=== Data about app and page elements ===
::::::::::

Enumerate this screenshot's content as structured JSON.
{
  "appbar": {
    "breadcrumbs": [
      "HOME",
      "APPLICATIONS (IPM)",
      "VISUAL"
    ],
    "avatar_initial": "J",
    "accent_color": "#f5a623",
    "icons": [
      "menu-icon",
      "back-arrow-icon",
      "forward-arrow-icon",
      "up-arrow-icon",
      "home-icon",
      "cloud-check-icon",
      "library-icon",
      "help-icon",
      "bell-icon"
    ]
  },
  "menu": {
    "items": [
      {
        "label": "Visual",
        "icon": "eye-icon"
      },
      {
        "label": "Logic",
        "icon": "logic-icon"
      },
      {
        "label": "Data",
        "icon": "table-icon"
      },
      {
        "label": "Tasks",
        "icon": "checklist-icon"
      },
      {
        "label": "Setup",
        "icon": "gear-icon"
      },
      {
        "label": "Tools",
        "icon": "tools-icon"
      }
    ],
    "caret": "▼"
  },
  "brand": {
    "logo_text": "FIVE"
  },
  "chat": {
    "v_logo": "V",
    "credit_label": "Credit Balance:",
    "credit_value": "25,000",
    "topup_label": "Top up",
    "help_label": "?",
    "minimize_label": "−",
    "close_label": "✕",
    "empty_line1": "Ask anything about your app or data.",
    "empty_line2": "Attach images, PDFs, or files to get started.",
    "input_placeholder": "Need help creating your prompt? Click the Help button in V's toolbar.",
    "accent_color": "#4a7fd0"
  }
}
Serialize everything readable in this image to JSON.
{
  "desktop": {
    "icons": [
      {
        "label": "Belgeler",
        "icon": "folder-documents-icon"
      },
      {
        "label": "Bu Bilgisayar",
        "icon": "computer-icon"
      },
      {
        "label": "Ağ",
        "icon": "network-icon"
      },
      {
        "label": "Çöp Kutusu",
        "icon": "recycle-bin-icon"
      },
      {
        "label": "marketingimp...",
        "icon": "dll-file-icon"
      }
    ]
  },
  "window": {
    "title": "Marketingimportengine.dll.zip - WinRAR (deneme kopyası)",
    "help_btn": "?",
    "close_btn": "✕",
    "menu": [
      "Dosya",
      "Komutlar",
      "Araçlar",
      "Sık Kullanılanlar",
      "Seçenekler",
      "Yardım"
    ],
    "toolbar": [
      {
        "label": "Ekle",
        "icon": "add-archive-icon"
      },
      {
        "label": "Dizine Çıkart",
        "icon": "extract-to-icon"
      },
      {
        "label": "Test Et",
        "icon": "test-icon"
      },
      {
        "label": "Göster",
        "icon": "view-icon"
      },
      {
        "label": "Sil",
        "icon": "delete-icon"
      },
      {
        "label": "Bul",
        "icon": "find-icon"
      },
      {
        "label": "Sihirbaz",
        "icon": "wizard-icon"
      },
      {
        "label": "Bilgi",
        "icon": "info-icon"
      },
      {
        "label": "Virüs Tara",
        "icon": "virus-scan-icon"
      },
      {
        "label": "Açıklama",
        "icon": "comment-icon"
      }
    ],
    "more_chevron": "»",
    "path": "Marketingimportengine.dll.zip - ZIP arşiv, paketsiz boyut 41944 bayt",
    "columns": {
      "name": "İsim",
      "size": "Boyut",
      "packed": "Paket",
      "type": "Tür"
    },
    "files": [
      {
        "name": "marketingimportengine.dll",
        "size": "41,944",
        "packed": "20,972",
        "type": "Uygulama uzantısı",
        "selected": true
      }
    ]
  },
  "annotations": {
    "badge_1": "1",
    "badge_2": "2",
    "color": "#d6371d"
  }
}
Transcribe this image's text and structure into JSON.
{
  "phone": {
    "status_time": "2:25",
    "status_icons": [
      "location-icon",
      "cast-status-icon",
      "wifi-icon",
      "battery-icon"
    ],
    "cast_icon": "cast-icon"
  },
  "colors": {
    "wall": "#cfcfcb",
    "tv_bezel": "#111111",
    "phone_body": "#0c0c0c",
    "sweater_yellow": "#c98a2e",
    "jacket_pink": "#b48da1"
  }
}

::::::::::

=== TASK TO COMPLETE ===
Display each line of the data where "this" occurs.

=== EXERCISE RESULT ===
Enumerate this screenshot's content as structured JSON.
Serialize everything readable in this image to JSON.
Transcribe this image's text and structure into JSON.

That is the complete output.